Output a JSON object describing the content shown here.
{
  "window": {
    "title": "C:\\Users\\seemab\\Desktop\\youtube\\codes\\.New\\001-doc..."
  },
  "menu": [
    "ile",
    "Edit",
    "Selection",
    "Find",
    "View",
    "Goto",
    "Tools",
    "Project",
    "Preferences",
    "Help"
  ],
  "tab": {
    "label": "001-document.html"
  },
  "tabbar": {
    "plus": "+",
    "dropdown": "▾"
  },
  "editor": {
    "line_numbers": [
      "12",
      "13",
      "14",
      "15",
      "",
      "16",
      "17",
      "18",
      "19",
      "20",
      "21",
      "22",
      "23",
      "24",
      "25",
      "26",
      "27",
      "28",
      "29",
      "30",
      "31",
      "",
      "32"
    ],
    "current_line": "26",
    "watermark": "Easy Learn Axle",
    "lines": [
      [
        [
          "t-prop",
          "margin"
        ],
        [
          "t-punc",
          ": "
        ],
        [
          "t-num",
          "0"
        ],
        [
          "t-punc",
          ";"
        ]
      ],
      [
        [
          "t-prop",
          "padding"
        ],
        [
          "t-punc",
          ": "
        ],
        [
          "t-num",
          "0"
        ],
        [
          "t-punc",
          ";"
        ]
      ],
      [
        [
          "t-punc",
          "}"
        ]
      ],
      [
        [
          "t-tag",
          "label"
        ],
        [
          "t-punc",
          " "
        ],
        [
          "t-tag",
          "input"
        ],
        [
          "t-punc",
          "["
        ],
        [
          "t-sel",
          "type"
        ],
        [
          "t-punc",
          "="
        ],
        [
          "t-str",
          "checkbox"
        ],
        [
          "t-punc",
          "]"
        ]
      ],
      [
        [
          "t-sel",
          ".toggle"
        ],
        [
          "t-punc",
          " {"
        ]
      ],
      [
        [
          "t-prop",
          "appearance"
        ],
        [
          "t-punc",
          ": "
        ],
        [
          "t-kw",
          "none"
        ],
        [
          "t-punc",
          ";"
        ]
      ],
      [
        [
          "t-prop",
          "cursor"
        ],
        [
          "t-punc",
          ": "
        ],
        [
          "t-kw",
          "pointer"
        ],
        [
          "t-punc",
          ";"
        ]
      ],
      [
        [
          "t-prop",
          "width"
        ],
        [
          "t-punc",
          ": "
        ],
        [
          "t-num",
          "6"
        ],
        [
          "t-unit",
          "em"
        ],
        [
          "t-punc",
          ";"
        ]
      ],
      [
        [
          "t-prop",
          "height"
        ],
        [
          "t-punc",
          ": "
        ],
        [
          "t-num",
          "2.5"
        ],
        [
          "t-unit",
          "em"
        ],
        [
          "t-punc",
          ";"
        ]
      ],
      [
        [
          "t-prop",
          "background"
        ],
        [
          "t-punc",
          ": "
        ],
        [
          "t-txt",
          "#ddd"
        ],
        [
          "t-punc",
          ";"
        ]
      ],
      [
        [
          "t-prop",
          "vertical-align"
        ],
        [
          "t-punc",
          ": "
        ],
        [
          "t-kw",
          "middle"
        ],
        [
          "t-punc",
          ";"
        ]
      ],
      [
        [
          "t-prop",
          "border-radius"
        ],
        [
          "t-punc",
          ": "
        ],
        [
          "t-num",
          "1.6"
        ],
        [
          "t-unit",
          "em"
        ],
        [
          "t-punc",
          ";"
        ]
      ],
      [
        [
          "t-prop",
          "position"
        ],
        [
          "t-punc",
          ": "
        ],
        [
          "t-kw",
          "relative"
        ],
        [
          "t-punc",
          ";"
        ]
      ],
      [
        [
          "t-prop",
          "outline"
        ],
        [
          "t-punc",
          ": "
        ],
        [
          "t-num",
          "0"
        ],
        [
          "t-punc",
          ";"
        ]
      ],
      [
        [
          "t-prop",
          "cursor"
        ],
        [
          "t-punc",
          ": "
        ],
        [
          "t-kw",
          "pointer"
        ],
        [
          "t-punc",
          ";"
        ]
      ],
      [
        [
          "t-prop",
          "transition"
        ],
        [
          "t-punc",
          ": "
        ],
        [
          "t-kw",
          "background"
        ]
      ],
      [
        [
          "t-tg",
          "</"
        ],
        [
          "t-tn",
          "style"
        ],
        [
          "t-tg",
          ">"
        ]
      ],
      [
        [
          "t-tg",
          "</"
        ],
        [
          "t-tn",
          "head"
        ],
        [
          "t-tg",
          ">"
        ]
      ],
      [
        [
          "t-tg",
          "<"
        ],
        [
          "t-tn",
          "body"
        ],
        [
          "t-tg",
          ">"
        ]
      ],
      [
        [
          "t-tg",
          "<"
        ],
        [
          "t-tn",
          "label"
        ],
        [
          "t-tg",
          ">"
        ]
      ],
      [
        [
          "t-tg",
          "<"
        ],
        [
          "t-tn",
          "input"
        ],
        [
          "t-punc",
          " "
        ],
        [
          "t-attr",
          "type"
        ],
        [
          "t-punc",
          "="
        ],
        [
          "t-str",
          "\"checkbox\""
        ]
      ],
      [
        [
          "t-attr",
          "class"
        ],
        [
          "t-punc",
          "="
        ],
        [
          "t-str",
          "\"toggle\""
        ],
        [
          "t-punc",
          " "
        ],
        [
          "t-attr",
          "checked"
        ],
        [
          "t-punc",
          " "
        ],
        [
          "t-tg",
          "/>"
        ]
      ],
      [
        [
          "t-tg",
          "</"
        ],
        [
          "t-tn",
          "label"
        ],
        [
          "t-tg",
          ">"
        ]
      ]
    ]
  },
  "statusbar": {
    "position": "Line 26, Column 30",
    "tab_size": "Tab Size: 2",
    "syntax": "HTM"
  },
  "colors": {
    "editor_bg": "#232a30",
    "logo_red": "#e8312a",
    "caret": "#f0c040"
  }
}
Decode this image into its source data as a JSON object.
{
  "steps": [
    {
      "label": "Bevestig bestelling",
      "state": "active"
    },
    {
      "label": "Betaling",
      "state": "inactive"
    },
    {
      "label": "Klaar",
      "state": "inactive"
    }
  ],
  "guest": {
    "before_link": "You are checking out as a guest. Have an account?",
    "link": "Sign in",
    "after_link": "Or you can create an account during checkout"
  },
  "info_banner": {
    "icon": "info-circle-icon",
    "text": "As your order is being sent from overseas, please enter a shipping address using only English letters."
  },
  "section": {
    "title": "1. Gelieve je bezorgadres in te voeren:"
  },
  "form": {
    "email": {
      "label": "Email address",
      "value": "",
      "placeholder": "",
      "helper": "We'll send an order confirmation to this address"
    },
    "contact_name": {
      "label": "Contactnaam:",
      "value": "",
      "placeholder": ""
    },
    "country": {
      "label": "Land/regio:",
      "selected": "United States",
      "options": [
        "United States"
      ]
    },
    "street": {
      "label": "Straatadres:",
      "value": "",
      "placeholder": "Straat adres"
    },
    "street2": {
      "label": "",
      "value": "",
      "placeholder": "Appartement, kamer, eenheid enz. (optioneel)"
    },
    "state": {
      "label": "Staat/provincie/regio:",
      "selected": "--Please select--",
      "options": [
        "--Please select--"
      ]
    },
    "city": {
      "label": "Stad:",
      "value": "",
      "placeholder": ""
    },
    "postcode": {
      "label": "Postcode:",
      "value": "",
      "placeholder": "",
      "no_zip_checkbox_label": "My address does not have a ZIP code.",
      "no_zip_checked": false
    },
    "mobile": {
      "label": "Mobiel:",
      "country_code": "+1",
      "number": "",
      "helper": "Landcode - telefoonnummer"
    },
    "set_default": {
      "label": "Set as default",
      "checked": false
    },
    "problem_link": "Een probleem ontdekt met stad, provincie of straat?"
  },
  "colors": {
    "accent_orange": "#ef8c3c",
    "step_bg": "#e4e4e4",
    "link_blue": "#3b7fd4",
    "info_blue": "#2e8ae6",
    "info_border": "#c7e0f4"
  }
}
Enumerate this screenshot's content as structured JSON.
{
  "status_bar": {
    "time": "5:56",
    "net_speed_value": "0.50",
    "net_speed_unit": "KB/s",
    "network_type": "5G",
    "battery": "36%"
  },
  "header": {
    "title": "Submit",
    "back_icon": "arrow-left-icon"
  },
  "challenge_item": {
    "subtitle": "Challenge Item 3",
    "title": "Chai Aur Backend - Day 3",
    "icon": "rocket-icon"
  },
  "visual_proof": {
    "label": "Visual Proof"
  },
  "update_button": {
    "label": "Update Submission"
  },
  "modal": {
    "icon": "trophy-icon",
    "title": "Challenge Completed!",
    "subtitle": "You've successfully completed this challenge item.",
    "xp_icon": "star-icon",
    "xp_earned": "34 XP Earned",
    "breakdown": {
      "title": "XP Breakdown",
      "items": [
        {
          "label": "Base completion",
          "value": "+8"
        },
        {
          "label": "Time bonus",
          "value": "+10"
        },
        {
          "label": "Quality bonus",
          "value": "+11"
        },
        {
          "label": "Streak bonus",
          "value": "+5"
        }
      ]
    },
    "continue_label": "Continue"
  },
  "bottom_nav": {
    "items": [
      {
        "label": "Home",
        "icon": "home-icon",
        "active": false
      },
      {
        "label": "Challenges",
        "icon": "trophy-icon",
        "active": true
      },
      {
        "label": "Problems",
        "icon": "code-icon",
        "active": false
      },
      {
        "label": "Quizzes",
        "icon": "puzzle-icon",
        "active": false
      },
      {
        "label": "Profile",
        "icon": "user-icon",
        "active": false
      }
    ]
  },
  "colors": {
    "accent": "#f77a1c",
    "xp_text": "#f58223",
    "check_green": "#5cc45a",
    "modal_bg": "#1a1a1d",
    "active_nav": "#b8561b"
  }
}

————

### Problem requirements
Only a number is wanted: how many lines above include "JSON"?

### Your solution
3